- **Source information**
--- START ---

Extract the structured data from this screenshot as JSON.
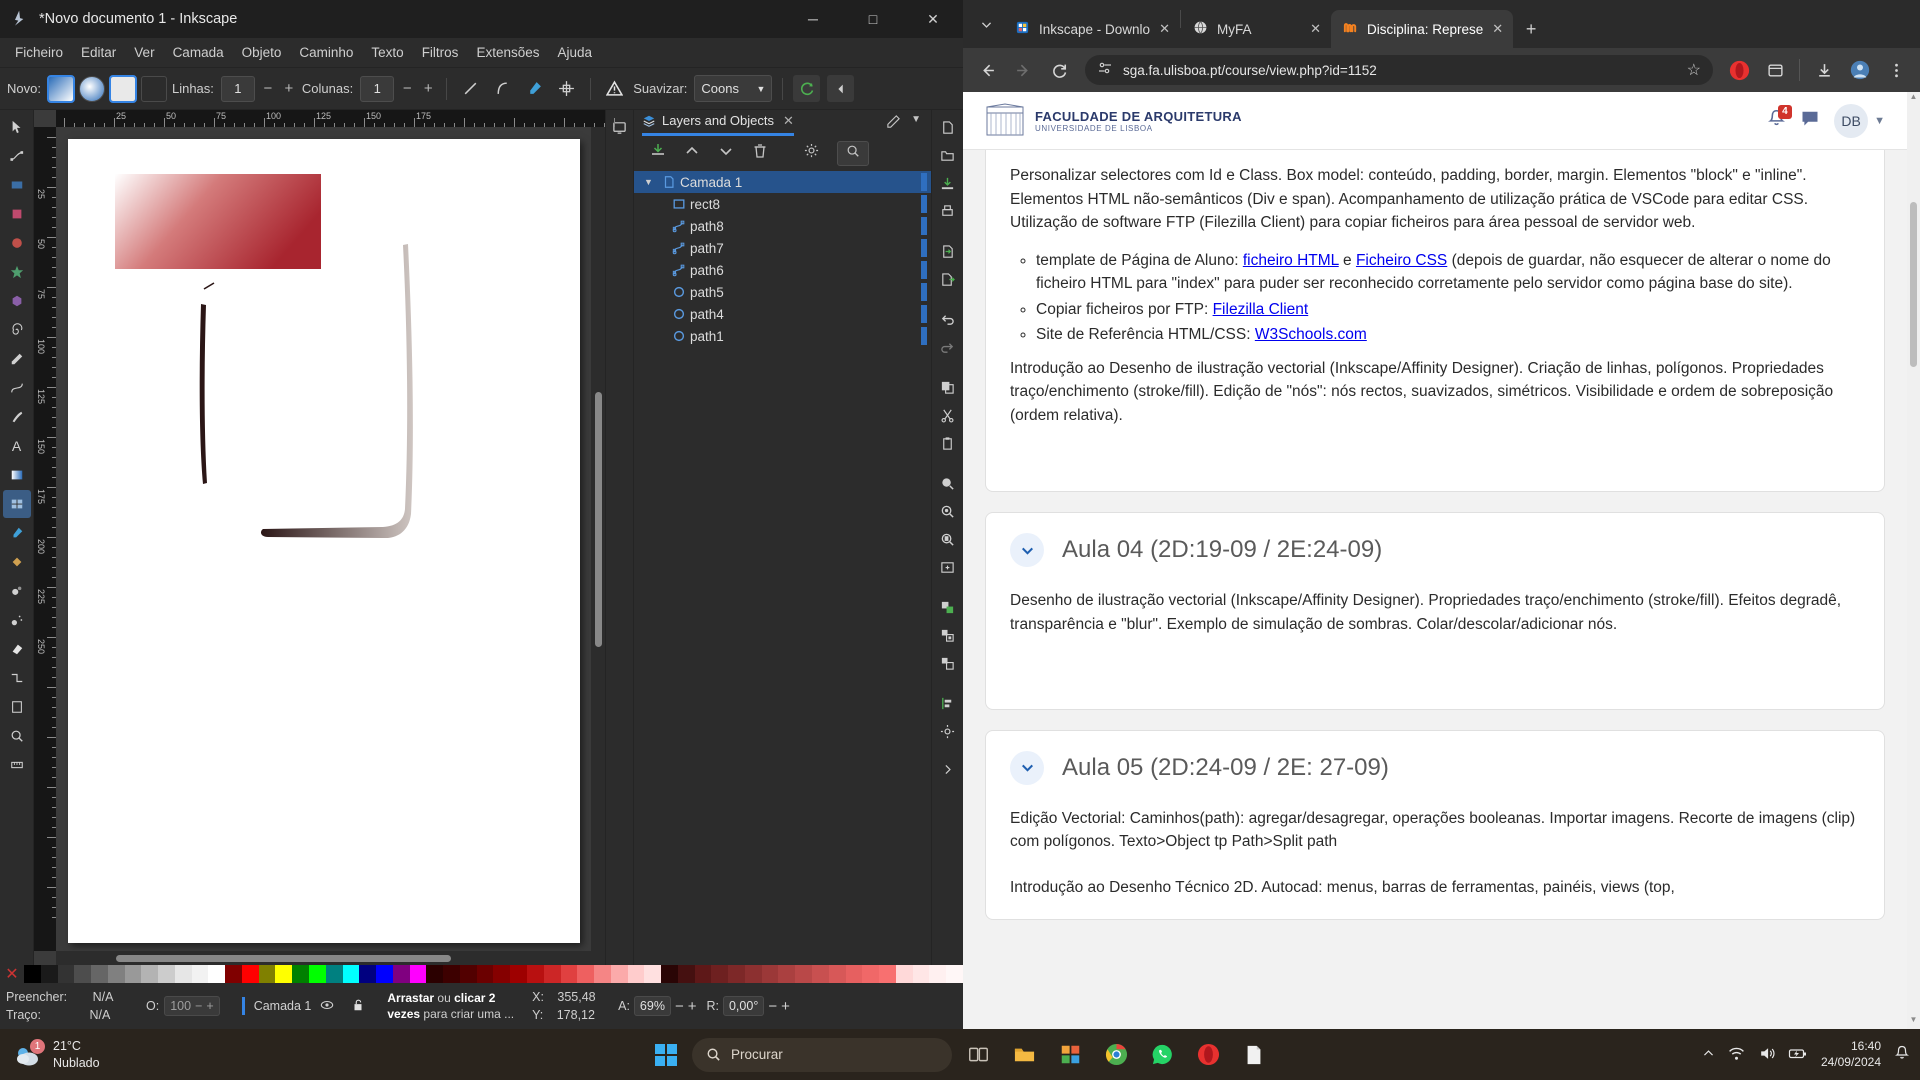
{
  "inkscape": {
    "title": "*Novo documento 1 - Inkscape",
    "window_controls": {
      "minimize": "─",
      "maximize": "□",
      "close": "✕"
    },
    "menus": [
      "Ficheiro",
      "Editar",
      "Ver",
      "Camada",
      "Objeto",
      "Caminho",
      "Texto",
      "Filtros",
      "Extensões",
      "Ajuda"
    ],
    "toolbar": {
      "novo_label": "Novo:",
      "linhas_label": "Linhas:",
      "linhas_value": "1",
      "colunas_label": "Colunas:",
      "colunas_value": "1",
      "suavizar_label": "Suavizar:",
      "suavizar_value": "Coons",
      "minus": "−",
      "plus": "+"
    },
    "dock": {
      "tab_label": "Layers and Objects",
      "tab_close": "✕",
      "layers": [
        {
          "name": "Camada 1",
          "icon": "layer-icon",
          "selected": true,
          "indent": false
        },
        {
          "name": "rect8",
          "icon": "rect-icon",
          "selected": false,
          "indent": true
        },
        {
          "name": "path8",
          "icon": "path-icon",
          "selected": false,
          "indent": true
        },
        {
          "name": "path7",
          "icon": "path-icon",
          "selected": false,
          "indent": true
        },
        {
          "name": "path6",
          "icon": "path-icon",
          "selected": false,
          "indent": true
        },
        {
          "name": "path5",
          "icon": "circle-icon",
          "selected": false,
          "indent": true
        },
        {
          "name": "path4",
          "icon": "circle-icon",
          "selected": false,
          "indent": true
        },
        {
          "name": "path1",
          "icon": "circle-icon",
          "selected": false,
          "indent": true
        }
      ]
    },
    "status": {
      "preencher_label": "Preencher:",
      "preencher_value": "N/A",
      "traco_label": "Traço:",
      "traco_value": "N/A",
      "opacity_label": "O:",
      "opacity_value": "100",
      "layer_name": "Camada 1",
      "hint_line1_bold_a": "Arrastar",
      "hint_line1_mid": " ou ",
      "hint_line1_bold_b": "clicar 2",
      "hint_line2_bold": "vezes",
      "hint_line2_rest": " para criar uma ...",
      "x_label": "X:",
      "x_value": "355,48",
      "y_label": "Y:",
      "y_value": "178,12",
      "zoom_label": "A:",
      "zoom_value": "69%",
      "rotate_label": "R:",
      "rotate_value": "0,00°",
      "minus": "−",
      "plus": "+"
    },
    "rulers": {
      "horizontal": [
        "25",
        "50",
        "75",
        "100",
        "125",
        "150",
        "175"
      ],
      "vertical": [
        "25",
        "50",
        "75",
        "100",
        "125",
        "150",
        "175",
        "200",
        "225",
        "250"
      ]
    }
  },
  "opera": {
    "tabs": [
      {
        "label": "Inkscape - Downlo",
        "icon": "inkscape-store-icon",
        "active": false,
        "close": "✕"
      },
      {
        "label": "MyFA",
        "icon": "globe-icon",
        "active": false,
        "close": "✕"
      },
      {
        "label": "Disciplina: Represe",
        "icon": "moodle-icon",
        "active": true,
        "close": "✕"
      }
    ],
    "new_tab": "+",
    "nav": {
      "back": "←",
      "forward": "→",
      "reload": "⟳",
      "url": "sga.fa.ulisboa.pt/course/view.php?id=1152",
      "bookmark": "☆"
    }
  },
  "moodle": {
    "brand_line1": "FACULDADE DE ARQUITETURA",
    "brand_line2": "UNIVERSIDADE DE LISBOA",
    "notification_count": "4",
    "user_initials": "DB",
    "section_prev": {
      "paragraph": "Personalizar selectores com Id e Class. Box model: conteúdo, padding, border, margin. Elementos \"block\" e \"inline\". Elementos HTML não-semânticos (Div e span).  Acompanhamento de utilização prática de VSCode para editar CSS. Utilização de software FTP (Filezilla Client) para copiar ficheiros para área pessoal de servidor web.",
      "bullets": [
        {
          "pre": "template de Página de Aluno: ",
          "link1": "ficheiro HTML",
          "mid": " e ",
          "link2": "Ficheiro CSS",
          "post": " (depois de guardar, não esquecer de alterar o nome do ficheiro HTML para \"index\" para puder ser reconhecido corretamente pelo servidor como página base do site)."
        },
        {
          "pre": "Copiar ficheiros por FTP: ",
          "link1": "Filezilla Client",
          "mid": "",
          "link2": "",
          "post": ""
        },
        {
          "pre": "Site de Referência HTML/CSS: ",
          "link1": "W3Schools.com",
          "mid": "",
          "link2": "",
          "post": ""
        }
      ],
      "paragraph2": "Introdução ao Desenho de ilustração vectorial (Inkscape/Affinity Designer). Criação de linhas, polígonos. Propriedades traço/enchimento (stroke/fill). Edição de \"nós\": nós rectos, suavizados, simétricos. Visibilidade e ordem de sobreposição (ordem relativa)."
    },
    "section_aula04": {
      "title": "Aula 04 (2D:19-09 / 2E:24-09)",
      "toggle_icon": "chevron-down-icon",
      "paragraph": "Desenho de ilustração vectorial (Inkscape/Affinity Designer). Propriedades traço/enchimento (stroke/fill). Efeitos degradê, transparência e \"blur\". Exemplo de simulação de sombras. Colar/descolar/adicionar nós."
    },
    "section_aula05": {
      "title": "Aula 05 (2D:24-09 / 2E: 27-09)",
      "toggle_icon": "chevron-down-icon",
      "paragraph1": "Edição Vectorial: Caminhos(path): agregar/desagregar, operações booleanas. Importar imagens. Recorte de imagens (clip) com polígonos. Texto>Object tp Path>Split path",
      "paragraph2": "Introdução ao Desenho Técnico 2D. Autocad: menus, barras de ferramentas, painéis, views (top,"
    }
  },
  "taskbar": {
    "weather_temp": "21°C",
    "weather_desc": "Nublado",
    "weather_badge": "1",
    "search_placeholder": "Procurar",
    "clock_time": "16:40",
    "clock_date": "24/09/2024"
  },
  "colors": {
    "accent_blue": "#3584e4",
    "moodle_link": "#2a6bb5",
    "badge_red": "#d0342c",
    "opera_red": "#e8312f"
  }
}
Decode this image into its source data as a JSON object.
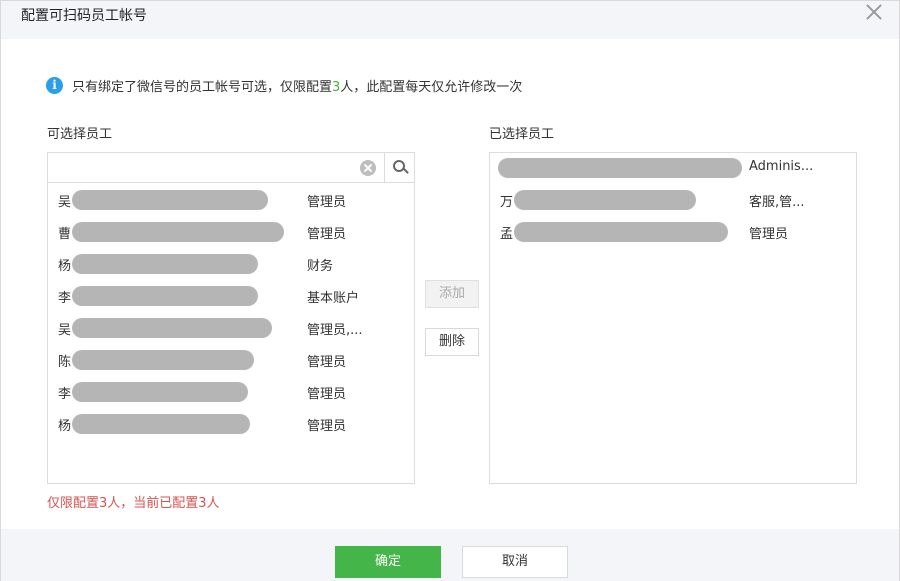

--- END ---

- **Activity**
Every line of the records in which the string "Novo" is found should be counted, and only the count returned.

- **Reply**
2